They were one of the greatest ice hockey teams in history, winning Olympic gold medals and regularly vanquishing their US and Canadian rivals. They were also the poster boys for a Soviet system they themselves had started to question. Welcome to the "Red Army" team of the 1980s, now the subject of a new documentary executive-produced by Werner Herzog.
Red Army is a sports documentary with a difference. Western audiences will be startled by some of its revelations about sporting stardom behind the Iron Curtain. The famous old Bill Shankly formulation about football being "much, much more" than a matter of life and death takes on an ironic resonance when applied to elite Soviet athletes. For the ice hockey players in the Soviet Union's Red Army team, it was obligatory to win. As one of the interviewees in the film puts it, the team "represented the peak of what the Soviet Union had achieved".
The KGB were among their biggest fans, and their continuing success was seen as proof "that the Soviet system was the best system". That's quite a burden for young athletes playing the game they love.
Following the Soviet Union during the height of the Cold War, the documentary is described and seen through the eyes of its captain Slava Fetisov. Whether he was pitted against enemies in the political arena or on the ice, Fetisov's story provides a rare glimpse behind the Iron Curtain of the 1970s and '80s by mirroring the social and political forces at work in the world around him.

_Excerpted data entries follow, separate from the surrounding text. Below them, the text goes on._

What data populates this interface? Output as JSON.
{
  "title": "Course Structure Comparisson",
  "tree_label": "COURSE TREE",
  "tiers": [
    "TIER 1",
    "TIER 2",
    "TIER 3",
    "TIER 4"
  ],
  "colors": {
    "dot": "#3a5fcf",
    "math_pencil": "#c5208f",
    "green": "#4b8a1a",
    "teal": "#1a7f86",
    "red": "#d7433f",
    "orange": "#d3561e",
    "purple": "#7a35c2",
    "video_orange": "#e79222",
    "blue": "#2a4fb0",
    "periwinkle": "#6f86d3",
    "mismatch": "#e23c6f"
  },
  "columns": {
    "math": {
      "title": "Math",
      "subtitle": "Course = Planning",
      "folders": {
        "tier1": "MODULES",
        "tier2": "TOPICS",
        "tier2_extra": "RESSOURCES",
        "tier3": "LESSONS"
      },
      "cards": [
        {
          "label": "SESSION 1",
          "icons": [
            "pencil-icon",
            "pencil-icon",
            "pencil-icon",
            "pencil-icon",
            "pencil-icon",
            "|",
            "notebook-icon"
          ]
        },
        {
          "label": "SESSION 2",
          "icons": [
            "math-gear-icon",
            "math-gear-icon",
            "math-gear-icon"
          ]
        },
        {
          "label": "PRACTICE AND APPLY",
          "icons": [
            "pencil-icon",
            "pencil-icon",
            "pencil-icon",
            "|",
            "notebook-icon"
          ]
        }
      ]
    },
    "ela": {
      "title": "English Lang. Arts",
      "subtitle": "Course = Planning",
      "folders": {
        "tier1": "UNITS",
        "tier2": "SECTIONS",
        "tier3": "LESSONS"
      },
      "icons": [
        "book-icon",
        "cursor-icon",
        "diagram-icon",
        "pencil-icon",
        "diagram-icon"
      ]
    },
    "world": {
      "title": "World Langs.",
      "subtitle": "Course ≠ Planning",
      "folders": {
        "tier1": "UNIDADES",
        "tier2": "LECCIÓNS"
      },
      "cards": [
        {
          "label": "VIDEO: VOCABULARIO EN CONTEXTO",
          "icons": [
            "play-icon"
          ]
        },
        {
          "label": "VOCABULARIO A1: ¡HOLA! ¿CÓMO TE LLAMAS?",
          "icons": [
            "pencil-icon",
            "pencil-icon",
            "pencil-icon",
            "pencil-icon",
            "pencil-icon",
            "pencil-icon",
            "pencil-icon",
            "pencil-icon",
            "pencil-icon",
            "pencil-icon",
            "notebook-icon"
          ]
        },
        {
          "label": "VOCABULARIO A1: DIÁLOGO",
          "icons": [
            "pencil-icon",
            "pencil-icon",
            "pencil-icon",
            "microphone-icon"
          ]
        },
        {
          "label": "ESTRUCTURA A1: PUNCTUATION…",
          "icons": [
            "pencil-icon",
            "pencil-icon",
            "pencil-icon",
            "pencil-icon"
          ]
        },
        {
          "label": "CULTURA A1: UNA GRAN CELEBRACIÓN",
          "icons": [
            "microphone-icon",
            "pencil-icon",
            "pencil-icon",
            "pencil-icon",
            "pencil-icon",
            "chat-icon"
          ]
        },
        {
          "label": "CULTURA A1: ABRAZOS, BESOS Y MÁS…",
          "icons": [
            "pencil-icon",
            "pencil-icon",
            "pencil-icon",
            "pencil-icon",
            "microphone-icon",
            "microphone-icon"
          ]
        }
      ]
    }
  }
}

While helping pave the way for his nation to cross over into the next century, this one man demonstrated how sports could not only be an avenue for creative expression in a world determined to suppress it, but also be something so inextricably intertwined with a nation's cultural and political identity.
The documentary makes it very clear that sport was an instrument of propaganda in the Soviet system, but that the US likewise saw sporting success as a way of trumpeting American values during the Cold War in no greater example when you witness the ecstatic celebrations of the so-called "Miracle On Ice" when the US team beat the Soviet Union at the 1980 Winter Olympics in Lake Placid.
It was released at the Cannes Film Festival last year to much hype, and when it was released in America it turned out to be one of the best reviewed films of the year, maintaining a 100% rating on Rotten Tomatoes.
It will have it’s theatrical release in the UK on 19th June, but you can view the trailer for the film below.